Kurt Metzger, a demographer and director emeritus of Data Driven Detroit, had predicted an increase this year because of the pace of new development and other quality of life improvements. He’s now saying next year will likely be a gain.

“There will be a lot more housing units that come on board” by this summer, he said.

Experts caution the numbers are estimates. The census uses new housing permits and demolitions, and that may not be the best approach in Detroit, which is amid a blitz to raze thousands of vacant structures. Metzger said he has issues with how the Census calculates its estimates but doesn't doubt there was a decline in Detroit last year.

Duggan’s most high-profile election challenger, Coleman A. Young II, argued if Duggan can’t get the population loss under control as he promised, “he shouldn’t be mayor.”

“By his own admission, he should step aside,” Young said. “As far as population is concerned, he cannot get things under control. He should not be the mayor.”

Young contends Duggan is “clueless” about what’s going on in Detroit neighborhoods. The census findings, he said, show the city needs to be doing more for its neighborhoods, improving safety, creating jobs and making car insurance affordable.

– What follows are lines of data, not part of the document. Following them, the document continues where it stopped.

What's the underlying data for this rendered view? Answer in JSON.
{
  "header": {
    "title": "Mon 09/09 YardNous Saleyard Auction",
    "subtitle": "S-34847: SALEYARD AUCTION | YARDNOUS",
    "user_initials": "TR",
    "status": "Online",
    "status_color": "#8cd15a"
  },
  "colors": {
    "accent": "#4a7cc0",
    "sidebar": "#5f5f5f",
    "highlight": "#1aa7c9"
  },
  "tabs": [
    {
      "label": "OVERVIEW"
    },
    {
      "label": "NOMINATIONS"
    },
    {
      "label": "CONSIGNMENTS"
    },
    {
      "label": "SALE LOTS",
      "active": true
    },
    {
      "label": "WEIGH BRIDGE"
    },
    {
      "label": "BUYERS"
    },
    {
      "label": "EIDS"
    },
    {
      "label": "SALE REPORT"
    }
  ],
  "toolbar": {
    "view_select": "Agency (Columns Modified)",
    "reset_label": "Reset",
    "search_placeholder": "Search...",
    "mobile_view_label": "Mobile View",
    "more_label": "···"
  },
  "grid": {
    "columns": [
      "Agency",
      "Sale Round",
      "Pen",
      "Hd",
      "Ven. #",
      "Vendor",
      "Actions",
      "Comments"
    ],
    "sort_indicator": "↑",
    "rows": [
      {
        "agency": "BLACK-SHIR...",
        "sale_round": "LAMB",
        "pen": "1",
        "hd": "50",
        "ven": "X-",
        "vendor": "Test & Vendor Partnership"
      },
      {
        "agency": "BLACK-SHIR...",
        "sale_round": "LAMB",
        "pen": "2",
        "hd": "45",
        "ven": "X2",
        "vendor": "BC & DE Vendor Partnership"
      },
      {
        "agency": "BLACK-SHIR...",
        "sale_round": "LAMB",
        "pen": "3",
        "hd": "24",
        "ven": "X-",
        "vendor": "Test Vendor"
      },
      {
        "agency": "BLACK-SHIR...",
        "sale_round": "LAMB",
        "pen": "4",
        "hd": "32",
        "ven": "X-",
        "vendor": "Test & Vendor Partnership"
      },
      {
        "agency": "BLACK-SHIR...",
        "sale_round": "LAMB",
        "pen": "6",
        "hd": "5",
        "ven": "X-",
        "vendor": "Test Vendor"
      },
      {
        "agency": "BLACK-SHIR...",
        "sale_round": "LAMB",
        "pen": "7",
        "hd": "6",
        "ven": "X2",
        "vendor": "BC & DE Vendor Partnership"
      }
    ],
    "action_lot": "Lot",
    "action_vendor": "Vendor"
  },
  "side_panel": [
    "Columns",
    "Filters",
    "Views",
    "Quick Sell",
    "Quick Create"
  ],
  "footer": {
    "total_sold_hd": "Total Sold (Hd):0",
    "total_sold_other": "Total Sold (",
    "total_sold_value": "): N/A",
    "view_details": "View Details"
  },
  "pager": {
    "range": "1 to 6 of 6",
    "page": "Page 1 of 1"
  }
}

“The question we have to ask ourselves right now is are people staying because of the economic development going on throughout the city or are people staying because they can’t afford to leave,” said Young, adding almost half of the city is living in poverty. “We are in a city where people can’t afford to leave these neighborhoods.”

Wiley countered Detroit’s population losses have slowed under Duggan. Ultimately, she said, it’s in the hands of voters.

“At the end of the day, it won’t be Sen. Young that decides whether Mayor Duggan is given a second term,” she said. “It’s going to be decided by Detroit voters.”

Detroit resident Victor Robinson said he believes families are leaving Detroit because of a lack of resources in many neighborhoods.

Educational programs, afterschool activities, police presence and public transportation options are limited in the city, Robinson said. And the growth of downtown isn’t enough to offset the residents leaving other parts of the city, said Robinson, 28.

“Why would you want to stay in a neighborhood when schools are really the pillar of the community?” said Robinson, who ran for the Detroit’s school board last year. “Until we fully stock our communities and neighborhoods with resources, we will probably continue to see a population decrease.”

Detroit resident Willie Dickerson, 73, said the city needs to focus more on building quality housing instead of demolishing structures and leaving vacant land.

“When someone wants to move into my neighborhood, my neighborhood won’t grow because I don’t have anywhere to put them,” said Dickerson, president of the Pride Area Community Council. “We don’t want low-income housing. We want quality homes, quality jobs, quality education, quality stores and businesses in the area so that you can shop. Without that, you can’t survive anyway so your best bet is to leave.”

Meanwhile, Metro Detroit still ranks 14th among the nation’s metropolitan areas, with its population of 4.3 million in the six counties of Wayne, Oakland, Macomb, Livingston, St. Clair and Lapeer.

The fastest growing communities in Metro Detroit continued to be Lyon Township, at 19,027, Washington Township, at 27,297 and Oakland Township, at 18,868.

In West Michigan, Allendale Township gained 1,561 residents last year bringing its total population to 25,323.

Township Supervisor Adam Elenbaas attributes the growth to more families and young professionals wanting a “small-town feel” where they can still commute to a nearby big city, such as Grand Rapids, for work.

Elenbaas said the township also has good schools and new housing developments being built in recent years.

“We still very much have that wholesome family environment,” Elenbaas said.

Flint’s population, at 97,386, also declined about the same amount in 2016, a drop of 754 in 2016.